The study, commissioned by the Get Safe Online campaign, showed the a wide number of SMEs were at risk from internet scams, identity fraud, phishing and data theft.
Of those businesses affected, more than a third (36 per cent) have suffered a computer virus and almost one in five (18 per cent) have been a victim of internet scams such as phishing, spyware or hacking in the last two years.
As online scams become increasingly sophisticated, the research also highlighted that only five per cent of small businesses have access to dedicated IT support - either internally or via an outsourced provider.
Instead, many business owners have to take it upon themselves to keep up with the latest online security issues.
The research also showed that cyber crime and other IT problems could be having a significant impact on the region's small business community.
Sixty per cent of those surveyed said their businesses would grind to a halt if their IT system failed. Of those who had experienced online crime or other IT-related problems, almost a fifth (19 per cent) said they lost revenue as a result of downtime, the average figure cited as £778.
Get Safe Online, a joint government and industry initiative, said it called on smaller enterprises to make sure they're taking adequate steps to protect their business.
Sharon Lemon, head of e-crime at the Serious Organised Crime Agency, said: "It is relatively simple for businesses, however small, to keep one step ahead of the crooks.
"I urge all small businesses to use the new leaflet at www.getsafeonline.org to secure their online business today. The cost to livelihoods and the economy is too high to ignore the threat of cyber crime."

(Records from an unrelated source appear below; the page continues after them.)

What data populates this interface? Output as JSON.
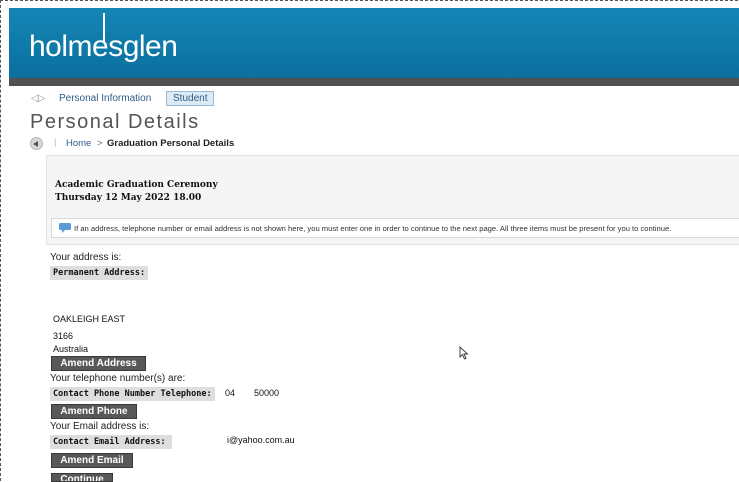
{
  "brand": {
    "logo_text": "holmesglen"
  },
  "tabs": {
    "personal_label": "Personal Information",
    "student_label": "Student"
  },
  "page": {
    "title": "Personal Details"
  },
  "breadcrumb": {
    "home": "Home",
    "separator": ">",
    "current": "Graduation Personal Details"
  },
  "ceremony": {
    "title": "Academic Graduation Ceremony",
    "date": "Thursday 12 May 2022 18.00",
    "notice": "If an address, telephone number or email address is not shown here, you must enter one in order to continue to the next page. All three items must be present for you to continue."
  },
  "address": {
    "intro": "Your address is:",
    "label": "Permanent Address:",
    "suburb": "OAKLEIGH EAST",
    "postcode": "3166",
    "country": "Australia",
    "amend_button": "Amend Address"
  },
  "phone": {
    "intro": "Your telephone number(s) are:",
    "label": "Contact Phone Number Telephone:",
    "value_prefix": "04",
    "value_suffix": "50000",
    "amend_button": "Amend Phone"
  },
  "email": {
    "intro": "Your Email address is:",
    "label": "Contact Email Address:",
    "value": "i@yahoo.com.au",
    "amend_button": "Amend Email"
  },
  "continue_button": "Continue",
  "icons": {
    "back": "back-arrow-icon",
    "info": "info-icon",
    "cursor": "mouse-cursor-icon"
  },
  "colors": {
    "header": "#0b7aad",
    "button": "#585858",
    "link": "#2e5d86"
  }
}
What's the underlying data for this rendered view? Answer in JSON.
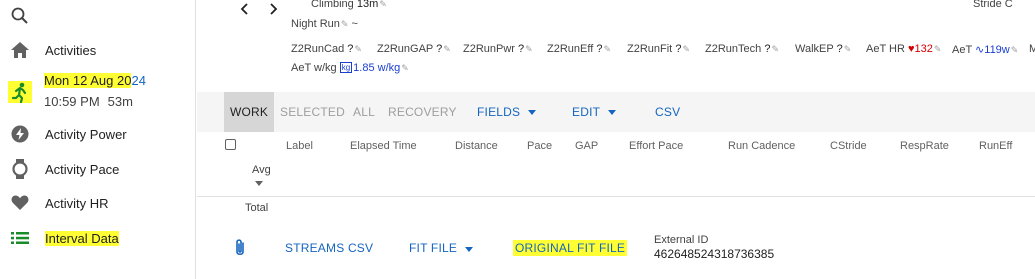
{
  "sidebar": {
    "items": [
      {
        "label": "Activities",
        "icon": "home-icon"
      },
      {
        "label": "Activity Power",
        "icon": "lightning-icon"
      },
      {
        "label": "Activity Pace",
        "icon": "watch-icon"
      },
      {
        "label": "Activity HR",
        "icon": "heart-icon"
      },
      {
        "label": "Interval Data",
        "icon": "list-icon"
      }
    ],
    "current_activity": {
      "date_highlighted": "Mon 12 Aug 20",
      "date_tail": "24",
      "time": "10:59 PM",
      "duration": "53m"
    },
    "highlight_color": "#ffff33"
  },
  "header": {
    "climbing_label": "Climbing",
    "climbing_value": "13m",
    "stride_label": "Stride C",
    "activity_name": "Night Run",
    "activity_name_suffix": "~"
  },
  "fields": [
    {
      "label": "Z2RunCad",
      "value": "?"
    },
    {
      "label": "Z2RunGAP",
      "value": "?"
    },
    {
      "label": "Z2RunPwr",
      "value": "?"
    },
    {
      "label": "Z2RunEff",
      "value": "?"
    },
    {
      "label": "Z2RunFit",
      "value": "?"
    },
    {
      "label": "Z2RunTech",
      "value": "?"
    },
    {
      "label": "WalkEP",
      "value": "?"
    },
    {
      "label": "AeT HR",
      "value": "132"
    },
    {
      "label": "AeT",
      "value": "119w"
    },
    {
      "label": "M",
      "value": ""
    }
  ],
  "aet_wkg": {
    "label": "AeT w/kg",
    "value": "1.85 w/kg"
  },
  "toolbar": {
    "work": "WORK",
    "selected": "SELECTED",
    "all": "ALL",
    "recovery": "RECOVERY",
    "fields": "FIELDS",
    "edit": "EDIT",
    "csv": "CSV"
  },
  "table": {
    "columns": [
      "Label",
      "Elapsed Time",
      "Distance",
      "Pace",
      "GAP",
      "Effort Pace",
      "Run Cadence",
      "CStride",
      "RespRate",
      "RunEff"
    ],
    "avg_label": "Avg",
    "total_label": "Total"
  },
  "files": {
    "streams_csv": "STREAMS CSV",
    "fit_file": "FIT FILE",
    "original_fit_file": "ORIGINAL FIT FILE",
    "external_id_label": "External ID",
    "external_id_value": "462648524318736385"
  },
  "colors": {
    "accent": "#1565c0",
    "heart": "#d50000",
    "highlight": "#ffff33"
  }
}
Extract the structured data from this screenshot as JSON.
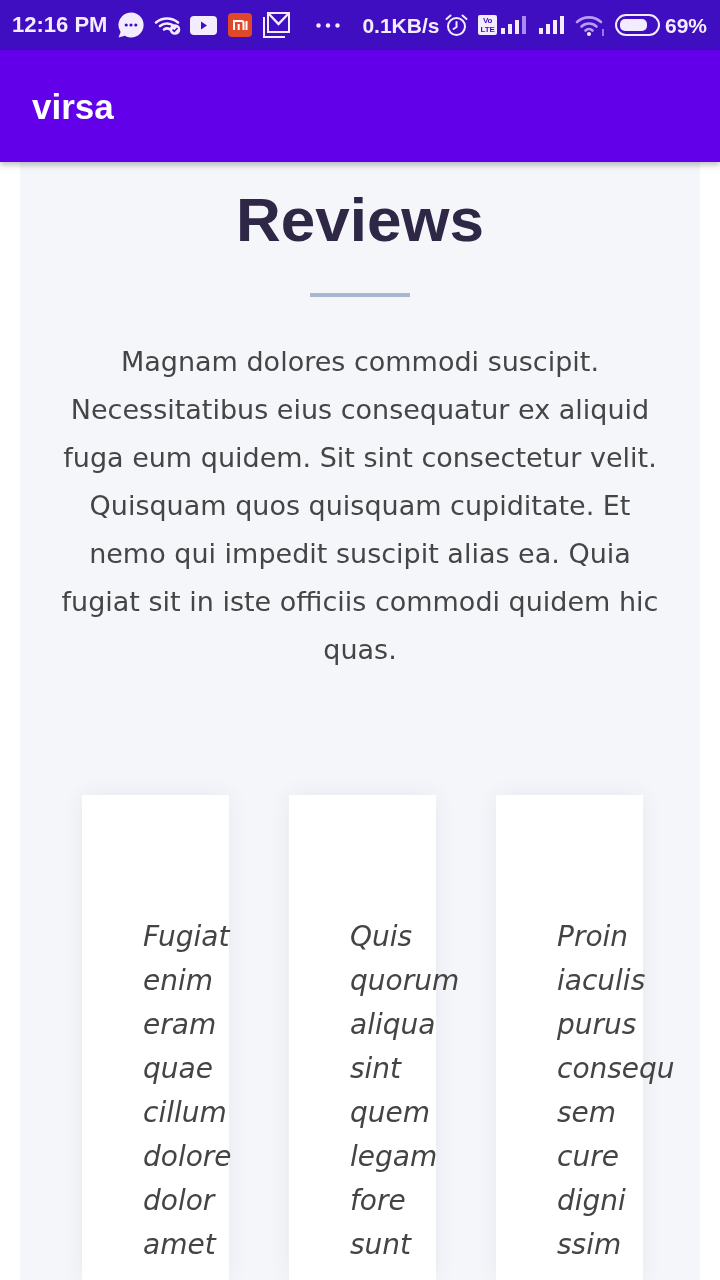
{
  "status_bar": {
    "time": "12:16 PM",
    "network_speed": "0.1KB/s",
    "volte_badge": "Vo LTE",
    "battery": "69%"
  },
  "app_bar": {
    "title": "virsa"
  },
  "section": {
    "title": "Reviews",
    "description": "Magnam dolores commodi suscipit. Necessitatibus eius consequatur ex aliquid fuga eum quidem. Sit sint consectetur velit. Quisquam quos quisquam cupiditate. Et nemo qui impedit suscipit alias ea. Quia fugiat sit in iste officiis commodi quidem hic quas.",
    "testimonials": [
      {
        "text": "Fugiat enim eram quae cillum dolore dolor amet"
      },
      {
        "text": "Quis quorum aliqua sint quem legam fore sunt"
      },
      {
        "text": "Proin iaculis purus consequ sem cure digni ssim"
      }
    ]
  }
}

The research also found that two-thirds (66 per cent) of businesses surveyed store vital documents on their PCs and 69 per cent also store their customer details on IT equipment, yet less than a third (32 per cent) consider themselves to be fully up-to-date with current PC/internet security issues.
This makes not only business owners, but also their customers, vulnerable to the risks of online security.
But 97 per cent of those surveyed in our research protect their IT equipment with anti-virus software.
Managing director of Get Safe Online, Tony Neate, said: "The good news is that small businesses are taking the general basic steps to protect themselves.
"However, as cyber crime becomes more sophisticated, basic measures aren't enough on their own. Businesses also must look at access control, data encryption and secure password practices, as well as looking at other measures such as staff training.
"But, it's also important to remember that by taking a few simple precautions, online risks needn't overshadow the huge benefits that the internet brings to UK businesses."